Search the data for the word "title" and copy out every line that has it.

(LISTED RECORDS begins)

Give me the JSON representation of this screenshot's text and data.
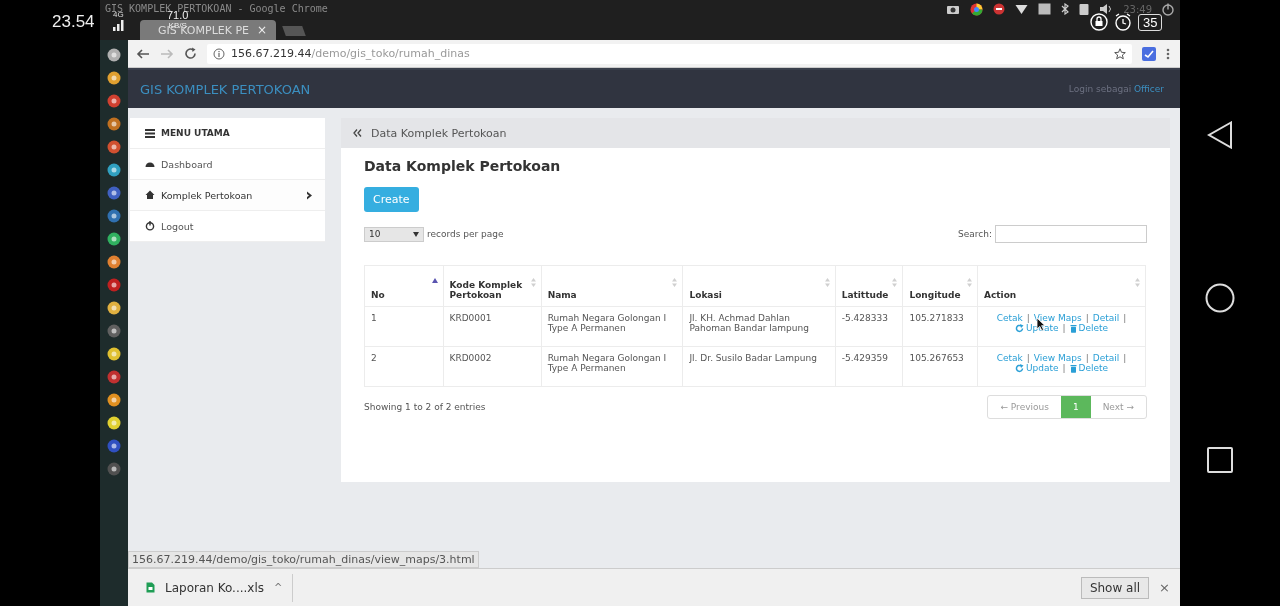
{
  "phone_status": {
    "time": "23.54",
    "network": "4G",
    "speed": "71.0",
    "speed_unit": "KB/S",
    "battery": "35"
  },
  "desktop_panel": {
    "title": "GIS KOMPLEK PERTOKOAN - Google Chrome",
    "clock": "23:49"
  },
  "dock": [
    {
      "color": "#b0b0b0"
    },
    {
      "color": "#e0a030"
    },
    {
      "color": "#d04030"
    },
    {
      "color": "#c07020"
    },
    {
      "color": "#d05030"
    },
    {
      "color": "#30a0c0"
    },
    {
      "color": "#4060c0"
    },
    {
      "color": "#3070b0"
    },
    {
      "color": "#30b060"
    },
    {
      "color": "#e08030"
    },
    {
      "color": "#c02020"
    },
    {
      "color": "#e0b040"
    },
    {
      "color": "#606060"
    },
    {
      "color": "#e0c030"
    },
    {
      "color": "#c03030"
    },
    {
      "color": "#e09020"
    },
    {
      "color": "#e0d030"
    },
    {
      "color": "#3050c0"
    },
    {
      "color": "#505050"
    }
  ],
  "browser": {
    "tab": {
      "title": "GIS KOMPLEK PE",
      "close": "×"
    },
    "url_host": "156.67.219.44",
    "url_path": "/demo/gis_toko/rumah_dinas",
    "status_url": "156.67.219.44/demo/gis_toko/rumah_dinas/view_maps/3.html",
    "download": {
      "file": "Laporan Ko....xls",
      "caret": "^",
      "show_all": "Show all",
      "close": "×"
    }
  },
  "navbar": {
    "brand": "GIS KOMPLEK PERTOKOAN",
    "login_label": "Login sebagai",
    "user": "Officer"
  },
  "sidebar": {
    "heading": "MENU UTAMA",
    "items": [
      {
        "label": "Dashboard",
        "selected": false,
        "expandable": false
      },
      {
        "label": "Komplek Pertokoan",
        "selected": true,
        "expandable": true
      },
      {
        "label": "Logout",
        "selected": false,
        "expandable": false
      }
    ]
  },
  "content": {
    "breadcrumb": "Data Komplek Pertokoan",
    "title": "Data Komplek Pertokoan",
    "create_button": "Create",
    "page_size": "10",
    "page_size_label": "records per page",
    "search_label": "Search:",
    "table": {
      "columns": [
        {
          "label": "No",
          "sorted": true
        },
        {
          "label": "Kode Komplek Pertokoan",
          "sorted": false
        },
        {
          "label": "Nama",
          "sorted": false
        },
        {
          "label": "Lokasi",
          "sorted": false
        },
        {
          "label": "Latittude",
          "sorted": false
        },
        {
          "label": "Longitude",
          "sorted": false
        },
        {
          "label": "Action",
          "sorted": false
        }
      ],
      "separator": "|",
      "rows": [
        {
          "cells": [
            "1",
            "KRD0001",
            " Rumah Negara Golongan I Type A Permanen",
            "Jl. KH. Achmad Dahlan Pahoman Bandar lampung",
            "-5.428333",
            "105.271833"
          ],
          "actions": [
            "Cetak",
            "View Maps",
            "Detail",
            "Update",
            "Delete"
          ],
          "hovered": true
        },
        {
          "cells": [
            "2",
            "KRD0002",
            "Rumah Negara Golongan I Type A Permanen",
            "Jl. Dr. Susilo Badar Lampung",
            "-5.429359",
            "105.267653"
          ],
          "actions": [
            "Cetak",
            "View Maps",
            "Detail",
            "Update",
            "Delete"
          ],
          "hovered": false
        }
      ]
    },
    "info": "Showing 1 to 2 of 2 entries",
    "pagination": [
      {
        "label": "← Previous",
        "selected": false,
        "disabled": true
      },
      {
        "label": "1",
        "selected": true,
        "disabled": false
      },
      {
        "label": "Next →",
        "selected": false,
        "disabled": true
      }
    ]
  }
}
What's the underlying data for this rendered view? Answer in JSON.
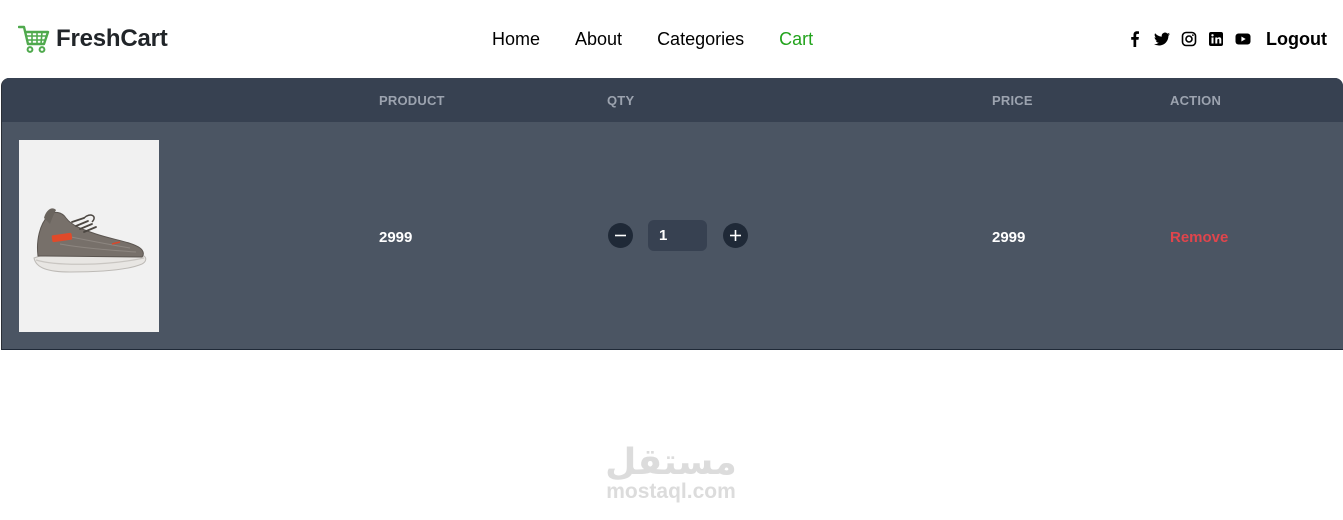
{
  "brand": {
    "name": "FreshCart",
    "icon": "cart-icon",
    "icon_color": "#4fa94d"
  },
  "nav": {
    "links": [
      {
        "label": "Home",
        "active": false
      },
      {
        "label": "About",
        "active": false
      },
      {
        "label": "Categories",
        "active": false
      },
      {
        "label": "Cart",
        "active": true
      }
    ],
    "active_color": "#22a31c",
    "social": [
      "facebook-icon",
      "twitter-icon",
      "instagram-icon",
      "linkedin-icon",
      "youtube-icon"
    ],
    "logout_label": "Logout"
  },
  "table": {
    "headers": {
      "product": "PRODUCT",
      "qty": "QTY",
      "price": "PRICE",
      "action": "ACTION"
    },
    "rows": [
      {
        "image": "shoe-image",
        "product": "2999",
        "quantity": "1",
        "price": "2999",
        "action": "Remove"
      }
    ],
    "header_bg": "#374151",
    "row_bg": "#4b5563",
    "remove_color": "#e0454c"
  },
  "watermark": {
    "arabic": "مستقل",
    "latin": "mostaql.com"
  }
}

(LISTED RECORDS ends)

ANSWER SPACE:
    "title": "GIS KOMPLEK PERTOKOAN - Google Chrome",
      "title": "GIS KOMPLEK PE",
    "title": "Data Komplek Pertokoan",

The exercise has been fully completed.